Brent Johnson Takes It To The Next Level
As the second set began, the band launched into two songs on its own without Bryan. Brent set the stage for a clinic in slide guitar as he covered slide master Earl Hooker’s “Hucklebuck.” Then they did Howlin Wolf justice with a version of “Shake for Me” just before Bryan rejoined them onstage. Brent never let up playing an ever increasingly creative set of slide guitar. After seeing Derek Trucks perform a number of times, it takes a lot for a guitarist to impress me with slide playing and impress me is exactly what Brent did. Not only did he sound great, but I had never seen quite a few of his moves before.

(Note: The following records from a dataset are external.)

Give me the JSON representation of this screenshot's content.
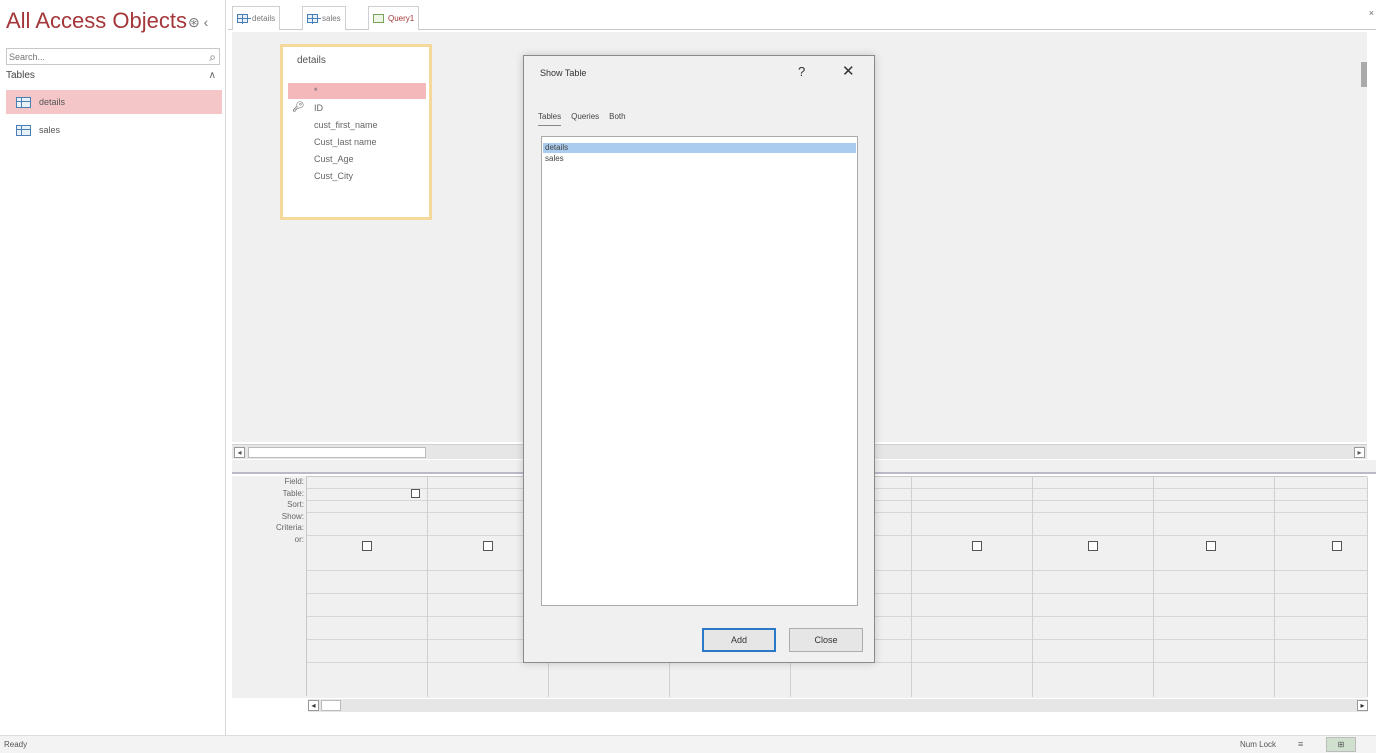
{
  "nav": {
    "title": "All Access Objects",
    "title_icons": "⊛ ‹",
    "search_placeholder": "Search...",
    "group_label": "Tables",
    "group_chevron": "∧",
    "items": [
      {
        "label": "details",
        "selected": true
      },
      {
        "label": "sales",
        "selected": false
      }
    ]
  },
  "tabs": {
    "items": [
      {
        "label": "details",
        "icon": "table-icon"
      },
      {
        "label": "sales",
        "icon": "table-icon"
      },
      {
        "label": "Query1",
        "icon": "query-icon"
      }
    ],
    "close_glyph": "×"
  },
  "field_list": {
    "title": "details",
    "fields": [
      {
        "label": "*",
        "key": false
      },
      {
        "label": "ID",
        "key": true
      },
      {
        "label": "cust_first_name",
        "key": false
      },
      {
        "label": "Cust_last name",
        "key": false
      },
      {
        "label": "Cust_Age",
        "key": false
      },
      {
        "label": "Cust_City",
        "key": false
      }
    ]
  },
  "qbe": {
    "row_labels": [
      "Field:",
      "Table:",
      "Sort:",
      "Show:",
      "Criteria:",
      "or:"
    ]
  },
  "dialog": {
    "title": "Show Table",
    "help": "?",
    "close": "✕",
    "tabs": [
      "Tables",
      "Queries",
      "Both"
    ],
    "list": [
      "details",
      "sales"
    ],
    "add_label": "Add",
    "close_label": "Close"
  },
  "status": {
    "left": "Ready",
    "num_lock": "Num Lock"
  },
  "colors": {
    "accent": "#a4373a",
    "selection": "#f4c6c8",
    "dialog_selection": "#aaccee"
  }
}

Brent later confided that he’s learned quite a few of those out of this world slide techniques from Sonny Landreth.
After the first two songs, the set was mainly a catalogue of Bryan Lee tunes which included “Braille Blues Daddy”, “Blues Singer”, “My Lady Don’t Love my Lady”, “I Gotta Rock”, and “Naples FL.” They also covered some classic standards such as “Ain’t Nobody’s Business”, “Tin Pan Alley” and “Shake Your Money Maker.” One surprise number which really showcased Brent’s slower but moving slide playing was Bob Dylan’s “Meet Me in the Morning.” They closed the show with “Shake Your Money Maker” just in case there was any doubt they could rock out until the walls came tumbling down.
When the set was over, Brent sat on the edge of the stage talking to fans and demonstrating some of the slide techniques he’s picked up over the years. I spoke briefly with Brent and he mentioned the new CD he was working on entitled “Set the World on Fire.” This will be his first and his eyes lit up as he explained that Alvin “Youngblood” Hart and Sonny Landreth both performed on it. The CD will be released on April 8, 2014.
After ten years performing and improving his skills with Bryan Lee, Brent Johnson is ready to do it on his own.